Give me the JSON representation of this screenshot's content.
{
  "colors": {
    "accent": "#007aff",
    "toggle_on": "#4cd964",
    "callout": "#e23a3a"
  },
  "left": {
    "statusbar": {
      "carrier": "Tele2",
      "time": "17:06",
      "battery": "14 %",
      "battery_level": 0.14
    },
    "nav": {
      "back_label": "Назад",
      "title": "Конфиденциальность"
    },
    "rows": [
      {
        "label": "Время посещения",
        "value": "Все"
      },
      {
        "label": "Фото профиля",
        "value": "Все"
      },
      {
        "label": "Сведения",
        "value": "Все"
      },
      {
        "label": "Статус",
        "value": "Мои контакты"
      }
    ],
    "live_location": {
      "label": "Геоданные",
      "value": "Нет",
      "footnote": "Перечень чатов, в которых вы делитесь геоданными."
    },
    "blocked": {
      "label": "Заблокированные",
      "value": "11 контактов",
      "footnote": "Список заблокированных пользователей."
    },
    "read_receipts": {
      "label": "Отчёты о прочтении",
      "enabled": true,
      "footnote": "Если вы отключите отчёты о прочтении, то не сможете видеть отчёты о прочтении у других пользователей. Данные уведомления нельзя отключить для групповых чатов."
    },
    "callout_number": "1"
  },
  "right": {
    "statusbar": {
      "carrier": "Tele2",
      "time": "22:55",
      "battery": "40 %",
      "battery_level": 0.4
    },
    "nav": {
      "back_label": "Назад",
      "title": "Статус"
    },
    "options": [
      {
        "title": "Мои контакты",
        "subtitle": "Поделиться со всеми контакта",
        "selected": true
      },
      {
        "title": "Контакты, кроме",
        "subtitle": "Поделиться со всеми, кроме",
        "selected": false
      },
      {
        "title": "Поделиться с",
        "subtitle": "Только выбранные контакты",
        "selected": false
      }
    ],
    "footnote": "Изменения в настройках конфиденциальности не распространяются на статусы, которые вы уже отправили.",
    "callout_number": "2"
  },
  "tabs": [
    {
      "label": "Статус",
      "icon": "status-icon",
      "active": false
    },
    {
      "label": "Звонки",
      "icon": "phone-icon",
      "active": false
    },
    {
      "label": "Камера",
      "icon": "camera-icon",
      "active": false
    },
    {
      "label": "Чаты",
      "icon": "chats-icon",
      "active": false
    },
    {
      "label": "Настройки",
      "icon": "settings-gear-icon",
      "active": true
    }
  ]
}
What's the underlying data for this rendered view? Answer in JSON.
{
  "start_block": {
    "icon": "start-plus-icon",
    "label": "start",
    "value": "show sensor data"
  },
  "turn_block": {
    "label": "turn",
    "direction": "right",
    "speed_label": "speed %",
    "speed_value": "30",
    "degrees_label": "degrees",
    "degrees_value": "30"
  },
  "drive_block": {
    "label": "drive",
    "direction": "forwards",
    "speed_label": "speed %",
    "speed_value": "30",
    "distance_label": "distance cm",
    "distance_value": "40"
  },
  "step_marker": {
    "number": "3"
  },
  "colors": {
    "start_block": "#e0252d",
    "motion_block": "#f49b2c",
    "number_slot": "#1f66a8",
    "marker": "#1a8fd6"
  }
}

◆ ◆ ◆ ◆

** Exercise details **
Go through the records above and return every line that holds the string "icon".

** Reply to the exercise **
      "icon": "status-icon",
      "icon": "phone-icon",
      "icon": "camera-icon",
      "icon": "chats-icon",
      "icon": "settings-gear-icon",
    "icon": "start-plus-icon",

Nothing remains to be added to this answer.